After taking last week off, this week's Vegas segment will look at preseason expectations and determine how badly "we" misjudged based on against-the-spread numbers. The conclusion will be that preseason expectations are crap, but you already knew that.
One way to judge a team against prior expectations is to look at their record against the spread. Vegas' lines aren't designed to totally split betting as is sometimes reported, but they do adjust true linesmakers' odds (ie the "true spread") if one particular school is being bet on too heavily (often the result of the general public being very high on a particular team).

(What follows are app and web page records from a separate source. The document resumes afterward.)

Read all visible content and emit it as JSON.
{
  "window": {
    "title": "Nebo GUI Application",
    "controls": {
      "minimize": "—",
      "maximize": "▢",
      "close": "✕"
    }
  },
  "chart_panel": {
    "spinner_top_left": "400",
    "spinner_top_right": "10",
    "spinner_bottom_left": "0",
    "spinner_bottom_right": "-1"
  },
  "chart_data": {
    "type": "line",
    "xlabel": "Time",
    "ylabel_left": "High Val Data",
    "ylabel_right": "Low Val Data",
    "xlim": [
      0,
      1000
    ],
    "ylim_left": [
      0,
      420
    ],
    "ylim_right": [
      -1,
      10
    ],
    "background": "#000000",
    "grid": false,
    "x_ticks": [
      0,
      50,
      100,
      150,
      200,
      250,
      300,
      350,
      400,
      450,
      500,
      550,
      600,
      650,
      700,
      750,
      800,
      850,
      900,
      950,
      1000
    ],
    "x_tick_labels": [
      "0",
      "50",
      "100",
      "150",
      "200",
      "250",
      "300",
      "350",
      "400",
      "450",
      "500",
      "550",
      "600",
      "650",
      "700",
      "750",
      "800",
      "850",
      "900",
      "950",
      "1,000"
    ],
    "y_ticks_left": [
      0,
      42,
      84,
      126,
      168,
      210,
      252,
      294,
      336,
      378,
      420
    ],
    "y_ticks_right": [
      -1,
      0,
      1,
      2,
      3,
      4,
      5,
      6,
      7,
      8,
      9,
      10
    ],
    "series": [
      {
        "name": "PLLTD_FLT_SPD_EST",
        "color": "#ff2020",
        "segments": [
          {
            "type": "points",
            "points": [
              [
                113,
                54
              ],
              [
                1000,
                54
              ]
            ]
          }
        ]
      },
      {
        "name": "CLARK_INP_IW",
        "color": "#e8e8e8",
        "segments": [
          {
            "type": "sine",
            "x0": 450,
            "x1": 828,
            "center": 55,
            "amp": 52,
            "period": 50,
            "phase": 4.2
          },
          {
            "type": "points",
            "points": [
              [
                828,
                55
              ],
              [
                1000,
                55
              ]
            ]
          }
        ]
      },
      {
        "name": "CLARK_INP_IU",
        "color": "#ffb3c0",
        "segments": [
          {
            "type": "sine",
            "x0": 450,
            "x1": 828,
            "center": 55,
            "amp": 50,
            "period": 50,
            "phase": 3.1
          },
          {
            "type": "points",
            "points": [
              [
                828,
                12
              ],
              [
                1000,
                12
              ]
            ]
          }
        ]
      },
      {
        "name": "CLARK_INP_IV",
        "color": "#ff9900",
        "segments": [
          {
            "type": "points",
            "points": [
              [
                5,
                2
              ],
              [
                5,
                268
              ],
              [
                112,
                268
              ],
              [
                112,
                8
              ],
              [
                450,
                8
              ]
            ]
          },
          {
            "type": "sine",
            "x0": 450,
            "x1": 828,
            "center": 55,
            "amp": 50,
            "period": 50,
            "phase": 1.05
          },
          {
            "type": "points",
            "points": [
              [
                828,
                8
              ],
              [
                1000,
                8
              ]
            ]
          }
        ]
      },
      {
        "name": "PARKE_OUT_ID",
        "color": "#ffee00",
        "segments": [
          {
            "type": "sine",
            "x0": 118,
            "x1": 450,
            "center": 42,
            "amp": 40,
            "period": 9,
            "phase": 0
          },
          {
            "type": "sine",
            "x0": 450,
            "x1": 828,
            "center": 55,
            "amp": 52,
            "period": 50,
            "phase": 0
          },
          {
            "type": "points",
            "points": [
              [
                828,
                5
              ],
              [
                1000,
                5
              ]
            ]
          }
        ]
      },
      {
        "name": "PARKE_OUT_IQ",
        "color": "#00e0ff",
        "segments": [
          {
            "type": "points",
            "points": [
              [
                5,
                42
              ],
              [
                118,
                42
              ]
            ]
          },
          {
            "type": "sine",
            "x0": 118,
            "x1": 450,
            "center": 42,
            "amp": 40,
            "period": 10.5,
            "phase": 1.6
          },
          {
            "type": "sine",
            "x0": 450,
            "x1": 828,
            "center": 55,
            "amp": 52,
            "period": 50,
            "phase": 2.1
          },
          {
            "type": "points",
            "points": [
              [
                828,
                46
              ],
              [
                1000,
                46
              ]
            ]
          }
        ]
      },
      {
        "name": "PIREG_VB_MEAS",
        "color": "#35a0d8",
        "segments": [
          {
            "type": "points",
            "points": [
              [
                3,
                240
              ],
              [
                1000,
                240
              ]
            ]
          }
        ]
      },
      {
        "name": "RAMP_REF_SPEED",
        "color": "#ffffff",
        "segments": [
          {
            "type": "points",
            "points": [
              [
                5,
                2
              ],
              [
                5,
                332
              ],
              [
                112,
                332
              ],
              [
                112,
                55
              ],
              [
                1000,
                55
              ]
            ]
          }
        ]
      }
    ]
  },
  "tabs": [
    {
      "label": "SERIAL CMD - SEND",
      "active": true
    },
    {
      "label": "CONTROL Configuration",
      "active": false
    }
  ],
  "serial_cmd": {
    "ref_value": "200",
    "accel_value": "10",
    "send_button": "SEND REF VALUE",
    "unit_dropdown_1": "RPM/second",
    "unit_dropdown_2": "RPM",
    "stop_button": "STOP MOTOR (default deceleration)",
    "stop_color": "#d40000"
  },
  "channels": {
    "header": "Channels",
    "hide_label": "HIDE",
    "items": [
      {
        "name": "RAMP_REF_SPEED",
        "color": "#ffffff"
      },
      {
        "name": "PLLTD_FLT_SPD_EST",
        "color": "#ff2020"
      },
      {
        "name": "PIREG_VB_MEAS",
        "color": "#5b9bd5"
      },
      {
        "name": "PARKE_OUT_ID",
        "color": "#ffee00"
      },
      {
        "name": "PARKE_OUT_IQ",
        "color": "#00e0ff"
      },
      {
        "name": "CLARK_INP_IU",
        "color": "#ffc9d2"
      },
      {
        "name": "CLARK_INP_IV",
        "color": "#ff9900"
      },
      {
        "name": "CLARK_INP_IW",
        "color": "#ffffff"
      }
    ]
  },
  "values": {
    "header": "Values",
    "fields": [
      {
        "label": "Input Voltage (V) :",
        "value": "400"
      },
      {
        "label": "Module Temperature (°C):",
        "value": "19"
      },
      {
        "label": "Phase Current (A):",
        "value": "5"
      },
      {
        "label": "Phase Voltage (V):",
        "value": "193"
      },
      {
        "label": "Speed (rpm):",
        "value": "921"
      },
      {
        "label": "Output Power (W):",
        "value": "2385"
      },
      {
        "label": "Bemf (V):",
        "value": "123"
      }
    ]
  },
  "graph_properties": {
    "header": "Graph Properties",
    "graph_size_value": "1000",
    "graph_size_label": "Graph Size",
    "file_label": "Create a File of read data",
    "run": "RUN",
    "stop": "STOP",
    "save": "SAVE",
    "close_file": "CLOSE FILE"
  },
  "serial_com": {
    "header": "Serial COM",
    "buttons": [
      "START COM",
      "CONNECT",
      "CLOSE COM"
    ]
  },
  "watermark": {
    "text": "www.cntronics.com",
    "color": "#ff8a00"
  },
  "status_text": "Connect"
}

First, we should review some preseason expectations in order to see where each team was pegged in August. Next to each preseason rank is the current Big Ten rank based on in-conference record. This is clearly not any type of predictor as to how they will finish because, obviously, there are more games to play. But it's what we have so far and, honestly, probably not that far off from how things will end.
|Team||Preseason Rank||Current Rank||Delta|
It's worth nothing that every single preseason ranking (comp chart found here, and linked in the table) had Ohio State winning the thing. Wisconsin was a popular pick for the two spot and Minnesota found itself sporting the last position in 10 of the 15 polls. Penn State was put as high as two and as low as seven.
I used a little bit of fuzzy math on the current standings. I wanted a round number of 66, the sum of the standings, and so several teams got half points. I also gave teams with more wins/losses more/less credit, which might not be fair but this isn't a research paper or the BCS standings so it shouldn't bother anyone.
So listed in order of their Delta, with two new columns: the current record against the Vegas spread and that record's winning percentage.
Now the Delta figure has some limits, of course. Teams that start close to the bottom, like Indiana and Purdue, simply don't have that far to drop. Teams with higher expectations though, like Michigan and Wisconsin, have a long fall and thus were able to pick up more points. This works in reverse too, of course.
The ATS numbers are a lot more complex. Since the spread for each game is set a week before kickoff and not all at the beginning of the year, you get evolving expectation built into them. Another thing to keep in mind is that more popular teams, namely Penn State, Ohio State and Michigan, are going to generally perform worse against the spread because of action they get for simply carrying the name. Ohio State is always going to get the benefit of the doubt, and besides, betting on Northwestern-Duke just isn't that much fun.
The three best performers ATS: Minnesota, Penn State and Iowa, represent preseason rank 11, T3 and 8, respectively. Penn State is the exception, but generally speaking picking up these pre-season basement dwellers would have been a good investment. It was highly unlikely that Minnesota, a team that returned most of their starters, was going to equal last season's abomination.
The three worst performers ATS: Indiana, Michigan, Ohio State, represent preseason rank 10, 5, and 1, respectively. Ohio State has been underperforming all year against lesser competition; always winning but never looking very impressive. The reputation of their talent, however, leads most people to think they are simply being sloppy rather than conclude that the team just isn't very good. As a result, the spread continues to be higher than the final score. Indiana and Michigan, well those two teams are terrible, there isn't much else going on there.
So the moral of the story: well for starters, the preseason rankings, even when looked at in consensus, are not very accurate. There are just too many variables. Secondly: even when accurate, the lows are not as low as they seem and the highest ranked teams are a lot more vulnerable than we are lead to believe. Ohio State, fresh off of an MNC game and returning just about all of their key players, was demolished against (an also vulnerable) USC team and will be playing the role of underdog against a team that was ranked pre-season in the late teens. While the prior season's performance and current number of returning starters matters, it's hardly a reliable way to predict future performance and appears to be incredibly overvalued by both the AP voters and the betting public.